Work to be completed: Go through the data that follows and restate each line exactly as it reads.

==*==

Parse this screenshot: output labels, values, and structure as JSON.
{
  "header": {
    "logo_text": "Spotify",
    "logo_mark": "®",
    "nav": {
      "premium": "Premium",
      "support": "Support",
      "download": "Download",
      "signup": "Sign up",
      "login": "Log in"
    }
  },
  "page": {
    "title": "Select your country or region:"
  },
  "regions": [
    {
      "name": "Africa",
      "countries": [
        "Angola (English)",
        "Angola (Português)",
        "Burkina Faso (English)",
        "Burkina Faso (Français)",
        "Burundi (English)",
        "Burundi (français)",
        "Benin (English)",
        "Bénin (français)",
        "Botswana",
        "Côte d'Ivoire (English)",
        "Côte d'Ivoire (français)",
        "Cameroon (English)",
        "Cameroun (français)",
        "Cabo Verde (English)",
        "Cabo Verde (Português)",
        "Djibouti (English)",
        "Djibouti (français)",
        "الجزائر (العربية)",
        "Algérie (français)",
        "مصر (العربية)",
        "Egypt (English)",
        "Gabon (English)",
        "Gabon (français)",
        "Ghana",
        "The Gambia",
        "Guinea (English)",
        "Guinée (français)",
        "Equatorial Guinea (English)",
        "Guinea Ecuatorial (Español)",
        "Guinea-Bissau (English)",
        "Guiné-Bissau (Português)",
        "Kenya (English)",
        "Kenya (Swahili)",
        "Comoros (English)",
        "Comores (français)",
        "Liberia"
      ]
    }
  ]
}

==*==

Exercise answer:
Parse this screenshot: output labels, values, and structure as JSON.
{
  "header": {
    "logo_text": "Spotify",
    "logo_mark": "®",
    "nav": {
      "premium": "Premium",
      "support": "Support",
      "download": "Download",
      "signup": "Sign up",
      "login": "Log in"
    }
  },
  "page": {
    "title": "Select your country or region:"
  },
  "regions": [
    {
      "name": "Africa",
      "countries": [
        "Angola (English)",
        "Angola (Português)",
        "Burkina Faso (English)",
        "Burkina Faso (Français)",
        "Burundi (English)",
        "Burundi (français)",
        "Benin (English)",
        "Bénin (français)",
        "Botswana",
        "Côte d'Ivoire (English)",
        "Côte d'Ivoire (français)",
        "Cameroon (English)",
        "Cameroun (français)",
        "Cabo Verde (English)",
        "Cabo Verde (Português)",
        "Djibouti (English)",
        "Djibouti (français)",
        "الجزائر (العربية)",
        "Algérie (français)",
        "مصر (العربية)",
        "Egypt (English)",
        "Gabon (English)",
        "Gabon (français)",
        "Ghana",
        "The Gambia",
        "Guinea (English)",
        "Guinée (français)",
        "Equatorial Guinea (English)",
        "Guinea Ecuatorial (Español)",
        "Guinea-Bissau (English)",
        "Guiné-Bissau (Português)",
        "Kenya (English)",
        "Kenya (Swahili)",
        "Comoros (English)",
        "Comores (français)",
        "Liberia"
      ]
    }
  ]
}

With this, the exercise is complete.